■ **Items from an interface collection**
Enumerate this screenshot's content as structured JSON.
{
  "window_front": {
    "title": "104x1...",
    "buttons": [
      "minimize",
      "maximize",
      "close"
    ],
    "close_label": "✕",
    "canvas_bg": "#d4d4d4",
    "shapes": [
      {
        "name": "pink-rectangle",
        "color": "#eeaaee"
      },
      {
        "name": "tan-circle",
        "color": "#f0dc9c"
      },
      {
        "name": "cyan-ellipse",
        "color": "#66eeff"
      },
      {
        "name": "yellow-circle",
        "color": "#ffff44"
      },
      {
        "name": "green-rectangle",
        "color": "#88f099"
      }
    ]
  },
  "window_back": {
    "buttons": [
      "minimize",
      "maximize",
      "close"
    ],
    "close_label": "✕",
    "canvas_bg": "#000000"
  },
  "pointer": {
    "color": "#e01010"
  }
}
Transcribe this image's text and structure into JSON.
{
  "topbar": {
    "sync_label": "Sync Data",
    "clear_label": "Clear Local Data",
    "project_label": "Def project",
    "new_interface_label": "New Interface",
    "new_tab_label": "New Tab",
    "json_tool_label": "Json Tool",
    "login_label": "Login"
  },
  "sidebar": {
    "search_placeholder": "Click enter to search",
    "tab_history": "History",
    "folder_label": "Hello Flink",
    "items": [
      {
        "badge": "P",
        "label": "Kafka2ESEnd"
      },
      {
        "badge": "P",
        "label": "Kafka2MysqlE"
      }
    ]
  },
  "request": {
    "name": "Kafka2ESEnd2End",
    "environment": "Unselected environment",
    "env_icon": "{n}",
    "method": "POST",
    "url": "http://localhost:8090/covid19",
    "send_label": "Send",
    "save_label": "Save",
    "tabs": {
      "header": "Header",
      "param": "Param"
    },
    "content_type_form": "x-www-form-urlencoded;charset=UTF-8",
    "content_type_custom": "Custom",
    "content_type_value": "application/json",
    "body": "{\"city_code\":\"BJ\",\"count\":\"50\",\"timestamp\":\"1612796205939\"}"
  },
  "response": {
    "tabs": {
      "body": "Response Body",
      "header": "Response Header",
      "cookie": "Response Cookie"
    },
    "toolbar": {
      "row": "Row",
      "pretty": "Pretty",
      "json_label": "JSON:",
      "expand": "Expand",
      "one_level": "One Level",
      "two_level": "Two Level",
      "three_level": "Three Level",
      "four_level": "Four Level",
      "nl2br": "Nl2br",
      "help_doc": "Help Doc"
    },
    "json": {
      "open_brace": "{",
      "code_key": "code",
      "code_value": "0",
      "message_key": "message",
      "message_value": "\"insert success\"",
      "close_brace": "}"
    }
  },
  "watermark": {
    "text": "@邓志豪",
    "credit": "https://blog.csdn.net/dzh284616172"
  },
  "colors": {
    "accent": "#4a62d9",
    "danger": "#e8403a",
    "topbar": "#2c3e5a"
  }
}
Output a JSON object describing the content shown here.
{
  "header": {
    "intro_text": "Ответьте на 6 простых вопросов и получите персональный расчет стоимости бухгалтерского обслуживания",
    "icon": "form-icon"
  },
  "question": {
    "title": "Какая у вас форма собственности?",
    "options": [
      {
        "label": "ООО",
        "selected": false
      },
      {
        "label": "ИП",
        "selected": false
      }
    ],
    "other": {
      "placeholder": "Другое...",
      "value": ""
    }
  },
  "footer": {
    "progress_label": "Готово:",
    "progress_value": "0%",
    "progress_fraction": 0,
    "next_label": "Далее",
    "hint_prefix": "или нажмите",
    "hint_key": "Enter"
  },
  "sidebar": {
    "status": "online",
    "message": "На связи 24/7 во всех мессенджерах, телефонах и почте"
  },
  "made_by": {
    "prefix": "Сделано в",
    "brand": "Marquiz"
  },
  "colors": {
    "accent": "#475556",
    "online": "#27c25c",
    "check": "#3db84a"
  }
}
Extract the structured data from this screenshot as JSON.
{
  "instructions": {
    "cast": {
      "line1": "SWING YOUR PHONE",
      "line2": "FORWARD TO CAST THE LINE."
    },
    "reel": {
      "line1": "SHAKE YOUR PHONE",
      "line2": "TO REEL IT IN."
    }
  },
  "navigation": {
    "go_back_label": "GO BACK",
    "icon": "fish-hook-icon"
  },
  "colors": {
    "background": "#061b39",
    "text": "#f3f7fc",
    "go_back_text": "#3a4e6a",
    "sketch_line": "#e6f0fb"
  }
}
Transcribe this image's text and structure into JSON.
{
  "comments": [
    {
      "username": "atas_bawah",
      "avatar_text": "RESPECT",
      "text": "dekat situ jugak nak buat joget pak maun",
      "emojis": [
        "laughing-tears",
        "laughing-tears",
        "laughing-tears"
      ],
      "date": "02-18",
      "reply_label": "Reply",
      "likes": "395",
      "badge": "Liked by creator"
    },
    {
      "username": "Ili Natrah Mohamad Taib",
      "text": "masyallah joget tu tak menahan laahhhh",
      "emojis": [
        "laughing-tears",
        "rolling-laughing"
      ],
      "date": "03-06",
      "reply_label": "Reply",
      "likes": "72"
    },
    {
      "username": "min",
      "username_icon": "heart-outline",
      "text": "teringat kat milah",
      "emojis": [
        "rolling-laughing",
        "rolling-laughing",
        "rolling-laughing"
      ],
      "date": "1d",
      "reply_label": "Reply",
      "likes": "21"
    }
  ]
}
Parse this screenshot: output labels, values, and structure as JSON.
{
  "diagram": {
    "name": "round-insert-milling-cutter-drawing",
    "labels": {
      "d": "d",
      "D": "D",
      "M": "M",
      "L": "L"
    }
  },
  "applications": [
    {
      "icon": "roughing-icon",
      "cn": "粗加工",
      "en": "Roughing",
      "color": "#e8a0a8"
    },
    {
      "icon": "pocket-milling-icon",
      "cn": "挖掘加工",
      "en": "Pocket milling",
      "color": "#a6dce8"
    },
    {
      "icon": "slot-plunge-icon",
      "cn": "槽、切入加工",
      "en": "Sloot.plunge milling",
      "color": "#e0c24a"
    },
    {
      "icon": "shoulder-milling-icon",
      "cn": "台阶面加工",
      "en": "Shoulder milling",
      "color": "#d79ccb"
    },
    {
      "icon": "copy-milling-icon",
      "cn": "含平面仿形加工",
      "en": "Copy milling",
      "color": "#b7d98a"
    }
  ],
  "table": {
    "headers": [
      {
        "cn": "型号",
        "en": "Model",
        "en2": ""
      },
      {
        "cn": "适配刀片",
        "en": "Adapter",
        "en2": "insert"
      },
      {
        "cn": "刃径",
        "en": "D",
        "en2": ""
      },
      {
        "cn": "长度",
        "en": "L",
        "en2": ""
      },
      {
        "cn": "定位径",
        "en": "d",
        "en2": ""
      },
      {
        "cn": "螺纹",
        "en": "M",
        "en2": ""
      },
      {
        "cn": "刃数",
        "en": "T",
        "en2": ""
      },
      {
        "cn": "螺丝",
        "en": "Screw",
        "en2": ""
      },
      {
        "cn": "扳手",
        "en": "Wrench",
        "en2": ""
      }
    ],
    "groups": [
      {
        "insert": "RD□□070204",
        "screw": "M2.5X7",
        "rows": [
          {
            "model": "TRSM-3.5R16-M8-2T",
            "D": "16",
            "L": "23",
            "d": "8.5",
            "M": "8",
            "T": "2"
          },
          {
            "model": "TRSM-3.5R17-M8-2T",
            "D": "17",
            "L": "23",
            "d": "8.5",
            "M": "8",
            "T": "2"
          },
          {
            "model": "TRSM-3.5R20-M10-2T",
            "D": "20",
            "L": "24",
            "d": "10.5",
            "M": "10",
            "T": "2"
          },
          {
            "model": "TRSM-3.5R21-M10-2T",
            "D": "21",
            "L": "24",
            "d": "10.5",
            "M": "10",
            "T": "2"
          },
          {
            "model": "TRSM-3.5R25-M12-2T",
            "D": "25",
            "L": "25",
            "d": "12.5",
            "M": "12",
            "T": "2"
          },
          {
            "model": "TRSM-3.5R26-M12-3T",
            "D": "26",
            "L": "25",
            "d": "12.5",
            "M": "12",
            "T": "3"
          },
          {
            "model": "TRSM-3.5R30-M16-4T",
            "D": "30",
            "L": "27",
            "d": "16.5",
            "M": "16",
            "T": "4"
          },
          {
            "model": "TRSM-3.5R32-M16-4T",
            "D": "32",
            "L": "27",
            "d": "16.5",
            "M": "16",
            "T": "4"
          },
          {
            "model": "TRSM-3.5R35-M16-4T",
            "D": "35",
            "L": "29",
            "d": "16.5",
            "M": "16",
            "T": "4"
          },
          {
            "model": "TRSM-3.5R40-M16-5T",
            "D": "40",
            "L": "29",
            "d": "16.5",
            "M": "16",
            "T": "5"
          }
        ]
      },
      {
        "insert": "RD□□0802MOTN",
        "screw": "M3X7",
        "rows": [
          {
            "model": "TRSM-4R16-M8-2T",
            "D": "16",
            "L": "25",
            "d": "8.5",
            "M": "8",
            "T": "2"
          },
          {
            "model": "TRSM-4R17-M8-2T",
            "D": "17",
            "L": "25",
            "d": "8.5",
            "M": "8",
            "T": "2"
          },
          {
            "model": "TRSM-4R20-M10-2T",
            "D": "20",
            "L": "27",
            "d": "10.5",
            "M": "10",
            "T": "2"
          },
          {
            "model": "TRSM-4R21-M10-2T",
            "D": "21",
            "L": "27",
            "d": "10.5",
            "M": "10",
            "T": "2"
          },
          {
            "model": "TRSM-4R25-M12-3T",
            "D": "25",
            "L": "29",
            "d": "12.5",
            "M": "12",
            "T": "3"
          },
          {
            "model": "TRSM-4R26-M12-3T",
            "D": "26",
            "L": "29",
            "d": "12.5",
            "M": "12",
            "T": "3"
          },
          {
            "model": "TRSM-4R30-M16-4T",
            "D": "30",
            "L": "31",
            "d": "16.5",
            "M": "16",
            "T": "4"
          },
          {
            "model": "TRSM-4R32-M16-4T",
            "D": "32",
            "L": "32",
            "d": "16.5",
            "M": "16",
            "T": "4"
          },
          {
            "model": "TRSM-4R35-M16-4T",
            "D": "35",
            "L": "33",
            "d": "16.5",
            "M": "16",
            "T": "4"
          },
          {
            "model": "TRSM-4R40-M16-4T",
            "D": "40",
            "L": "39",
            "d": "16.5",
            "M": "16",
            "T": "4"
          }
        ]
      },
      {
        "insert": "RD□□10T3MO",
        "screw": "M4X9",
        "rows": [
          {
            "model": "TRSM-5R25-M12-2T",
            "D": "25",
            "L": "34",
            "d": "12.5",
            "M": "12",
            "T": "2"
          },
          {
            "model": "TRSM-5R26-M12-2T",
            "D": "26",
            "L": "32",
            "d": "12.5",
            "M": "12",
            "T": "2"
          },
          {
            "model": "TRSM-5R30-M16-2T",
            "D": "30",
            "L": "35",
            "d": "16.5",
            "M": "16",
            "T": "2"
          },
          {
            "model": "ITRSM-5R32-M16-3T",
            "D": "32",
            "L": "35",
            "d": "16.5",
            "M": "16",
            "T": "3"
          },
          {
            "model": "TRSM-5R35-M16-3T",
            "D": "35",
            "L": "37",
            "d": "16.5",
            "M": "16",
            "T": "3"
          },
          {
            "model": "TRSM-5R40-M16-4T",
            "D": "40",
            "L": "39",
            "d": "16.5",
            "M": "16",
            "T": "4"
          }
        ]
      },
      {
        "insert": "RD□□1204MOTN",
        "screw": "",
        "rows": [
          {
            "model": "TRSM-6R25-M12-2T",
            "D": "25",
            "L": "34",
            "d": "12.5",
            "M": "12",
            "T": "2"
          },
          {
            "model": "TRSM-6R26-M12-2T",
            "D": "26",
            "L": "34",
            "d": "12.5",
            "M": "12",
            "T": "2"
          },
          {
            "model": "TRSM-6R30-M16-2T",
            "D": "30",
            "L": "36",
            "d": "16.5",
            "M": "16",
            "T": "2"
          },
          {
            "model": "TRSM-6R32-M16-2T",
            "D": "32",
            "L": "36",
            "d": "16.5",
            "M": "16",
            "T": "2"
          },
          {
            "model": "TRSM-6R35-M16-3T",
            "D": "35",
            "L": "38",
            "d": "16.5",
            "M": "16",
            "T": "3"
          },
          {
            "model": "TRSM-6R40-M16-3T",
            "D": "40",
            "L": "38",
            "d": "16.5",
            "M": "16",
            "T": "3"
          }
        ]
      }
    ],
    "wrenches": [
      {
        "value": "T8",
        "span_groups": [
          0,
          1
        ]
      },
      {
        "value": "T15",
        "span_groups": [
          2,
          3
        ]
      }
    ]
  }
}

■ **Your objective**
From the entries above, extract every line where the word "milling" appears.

■ **Reply**
    "name": "round-insert-milling-cutter-drawing",
      "icon": "pocket-milling-icon",
      "en": "Pocket milling",
      "en": "Sloot.plunge milling",
      "icon": "shoulder-milling-icon",
      "en": "Shoulder milling",
      "icon": "copy-milling-icon",
      "en": "Copy milling",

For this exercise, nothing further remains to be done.